▶ DATASET RECORDS:

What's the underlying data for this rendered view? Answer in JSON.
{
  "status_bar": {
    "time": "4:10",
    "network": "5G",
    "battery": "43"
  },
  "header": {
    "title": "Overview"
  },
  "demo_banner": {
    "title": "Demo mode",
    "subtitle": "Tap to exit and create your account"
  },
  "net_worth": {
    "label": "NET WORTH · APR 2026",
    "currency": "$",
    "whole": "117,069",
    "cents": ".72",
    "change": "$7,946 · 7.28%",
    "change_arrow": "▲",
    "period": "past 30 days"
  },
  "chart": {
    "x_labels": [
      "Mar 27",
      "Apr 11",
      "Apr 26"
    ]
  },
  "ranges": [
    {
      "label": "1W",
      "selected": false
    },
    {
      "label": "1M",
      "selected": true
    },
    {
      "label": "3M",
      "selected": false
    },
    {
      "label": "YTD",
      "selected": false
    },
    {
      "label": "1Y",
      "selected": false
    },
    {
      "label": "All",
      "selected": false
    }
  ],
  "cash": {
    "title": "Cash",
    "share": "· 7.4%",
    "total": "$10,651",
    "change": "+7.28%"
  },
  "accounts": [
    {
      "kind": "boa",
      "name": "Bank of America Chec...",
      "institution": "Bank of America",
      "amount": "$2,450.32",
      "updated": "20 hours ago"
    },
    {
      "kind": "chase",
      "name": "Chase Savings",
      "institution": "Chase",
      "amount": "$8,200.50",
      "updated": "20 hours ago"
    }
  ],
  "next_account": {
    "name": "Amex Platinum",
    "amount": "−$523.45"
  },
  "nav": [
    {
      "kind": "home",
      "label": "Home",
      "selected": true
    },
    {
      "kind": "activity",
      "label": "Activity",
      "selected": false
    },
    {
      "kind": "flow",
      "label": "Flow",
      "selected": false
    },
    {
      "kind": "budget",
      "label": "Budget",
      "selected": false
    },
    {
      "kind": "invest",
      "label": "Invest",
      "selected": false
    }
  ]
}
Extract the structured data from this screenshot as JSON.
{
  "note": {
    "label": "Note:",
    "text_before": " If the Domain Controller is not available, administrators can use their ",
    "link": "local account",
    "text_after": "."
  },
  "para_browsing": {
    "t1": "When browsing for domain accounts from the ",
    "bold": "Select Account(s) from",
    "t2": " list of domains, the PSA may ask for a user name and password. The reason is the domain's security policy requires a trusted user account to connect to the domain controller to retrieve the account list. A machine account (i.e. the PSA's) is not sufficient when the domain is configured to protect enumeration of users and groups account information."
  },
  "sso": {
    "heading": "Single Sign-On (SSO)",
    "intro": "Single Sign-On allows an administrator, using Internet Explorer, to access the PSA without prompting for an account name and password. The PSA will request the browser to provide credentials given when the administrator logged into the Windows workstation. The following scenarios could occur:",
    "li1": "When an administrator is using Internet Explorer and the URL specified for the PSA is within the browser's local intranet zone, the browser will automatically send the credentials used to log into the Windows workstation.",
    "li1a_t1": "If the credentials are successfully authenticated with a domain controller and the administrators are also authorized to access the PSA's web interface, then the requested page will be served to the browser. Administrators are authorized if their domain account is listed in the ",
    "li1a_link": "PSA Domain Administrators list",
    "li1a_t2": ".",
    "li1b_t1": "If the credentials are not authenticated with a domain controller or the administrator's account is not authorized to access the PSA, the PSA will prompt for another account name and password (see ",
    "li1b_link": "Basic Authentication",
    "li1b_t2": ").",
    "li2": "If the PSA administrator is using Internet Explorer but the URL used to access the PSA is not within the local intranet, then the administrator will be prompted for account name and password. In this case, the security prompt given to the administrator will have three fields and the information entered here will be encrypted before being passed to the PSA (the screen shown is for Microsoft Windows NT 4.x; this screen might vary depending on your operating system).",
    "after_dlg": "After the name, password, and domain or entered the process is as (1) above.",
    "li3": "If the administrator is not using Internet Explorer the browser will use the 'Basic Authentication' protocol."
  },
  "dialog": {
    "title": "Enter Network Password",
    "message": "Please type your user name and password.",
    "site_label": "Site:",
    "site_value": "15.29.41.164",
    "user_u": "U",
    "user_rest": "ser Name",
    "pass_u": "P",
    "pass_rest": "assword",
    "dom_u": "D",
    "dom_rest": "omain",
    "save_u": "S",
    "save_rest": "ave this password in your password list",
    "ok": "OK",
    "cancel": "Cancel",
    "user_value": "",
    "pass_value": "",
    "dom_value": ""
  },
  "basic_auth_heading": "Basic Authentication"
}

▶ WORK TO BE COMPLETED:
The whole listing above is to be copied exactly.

▶ COMPLETED TASK:
What's the underlying data for this rendered view? Answer in JSON.
{
  "status_bar": {
    "time": "4:10",
    "network": "5G",
    "battery": "43"
  },
  "header": {
    "title": "Overview"
  },
  "demo_banner": {
    "title": "Demo mode",
    "subtitle": "Tap to exit and create your account"
  },
  "net_worth": {
    "label": "NET WORTH · APR 2026",
    "currency": "$",
    "whole": "117,069",
    "cents": ".72",
    "change": "$7,946 · 7.28%",
    "change_arrow": "▲",
    "period": "past 30 days"
  },
  "chart": {
    "x_labels": [
      "Mar 27",
      "Apr 11",
      "Apr 26"
    ]
  },
  "ranges": [
    {
      "label": "1W",
      "selected": false
    },
    {
      "label": "1M",
      "selected": true
    },
    {
      "label": "3M",
      "selected": false
    },
    {
      "label": "YTD",
      "selected": false
    },
    {
      "label": "1Y",
      "selected": false
    },
    {
      "label": "All",
      "selected": false
    }
  ],
  "cash": {
    "title": "Cash",
    "share": "· 7.4%",
    "total": "$10,651",
    "change": "+7.28%"
  },
  "accounts": [
    {
      "kind": "boa",
      "name": "Bank of America Chec...",
      "institution": "Bank of America",
      "amount": "$2,450.32",
      "updated": "20 hours ago"
    },
    {
      "kind": "chase",
      "name": "Chase Savings",
      "institution": "Chase",
      "amount": "$8,200.50",
      "updated": "20 hours ago"
    }
  ],
  "next_account": {
    "name": "Amex Platinum",
    "amount": "−$523.45"
  },
  "nav": [
    {
      "kind": "home",
      "label": "Home",
      "selected": true
    },
    {
      "kind": "activity",
      "label": "Activity",
      "selected": false
    },
    {
      "kind": "flow",
      "label": "Flow",
      "selected": false
    },
    {
      "kind": "budget",
      "label": "Budget",
      "selected": false
    },
    {
      "kind": "invest",
      "label": "Invest",
      "selected": false
    }
  ]
}
Extract the structured data from this screenshot as JSON.
{
  "note": {
    "label": "Note:",
    "text_before": " If the Domain Controller is not available, administrators can use their ",
    "link": "local account",
    "text_after": "."
  },
  "para_browsing": {
    "t1": "When browsing for domain accounts from the ",
    "bold": "Select Account(s) from",
    "t2": " list of domains, the PSA may ask for a user name and password. The reason is the domain's security policy requires a trusted user account to connect to the domain controller to retrieve the account list. A machine account (i.e. the PSA's) is not sufficient when the domain is configured to protect enumeration of users and groups account information."
  },
  "sso": {
    "heading": "Single Sign-On (SSO)",
    "intro": "Single Sign-On allows an administrator, using Internet Explorer, to access the PSA without prompting for an account name and password. The PSA will request the browser to provide credentials given when the administrator logged into the Windows workstation. The following scenarios could occur:",
    "li1": "When an administrator is using Internet Explorer and the URL specified for the PSA is within the browser's local intranet zone, the browser will automatically send the credentials used to log into the Windows workstation.",
    "li1a_t1": "If the credentials are successfully authenticated with a domain controller and the administrators are also authorized to access the PSA's web interface, then the requested page will be served to the browser. Administrators are authorized if their domain account is listed in the ",
    "li1a_link": "PSA Domain Administrators list",
    "li1a_t2": ".",
    "li1b_t1": "If the credentials are not authenticated with a domain controller or the administrator's account is not authorized to access the PSA, the PSA will prompt for another account name and password (see ",
    "li1b_link": "Basic Authentication",
    "li1b_t2": ").",
    "li2": "If the PSA administrator is using Internet Explorer but the URL used to access the PSA is not within the local intranet, then the administrator will be prompted for account name and password. In this case, the security prompt given to the administrator will have three fields and the information entered here will be encrypted before being passed to the PSA (the screen shown is for Microsoft Windows NT 4.x; this screen might vary depending on your operating system).",
    "after_dlg": "After the name, password, and domain or entered the process is as (1) above.",
    "li3": "If the administrator is not using Internet Explorer the browser will use the 'Basic Authentication' protocol."
  },
  "dialog": {
    "title": "Enter Network Password",
    "message": "Please type your user name and password.",
    "site_label": "Site:",
    "site_value": "15.29.41.164",
    "user_u": "U",
    "user_rest": "ser Name",
    "pass_u": "P",
    "pass_rest": "assword",
    "dom_u": "D",
    "dom_rest": "omain",
    "save_u": "S",
    "save_rest": "ave this password in your password list",
    "ok": "OK",
    "cancel": "Cancel",
    "user_value": "",
    "pass_value": "",
    "dom_value": ""
  },
  "basic_auth_heading": "Basic Authentication"
}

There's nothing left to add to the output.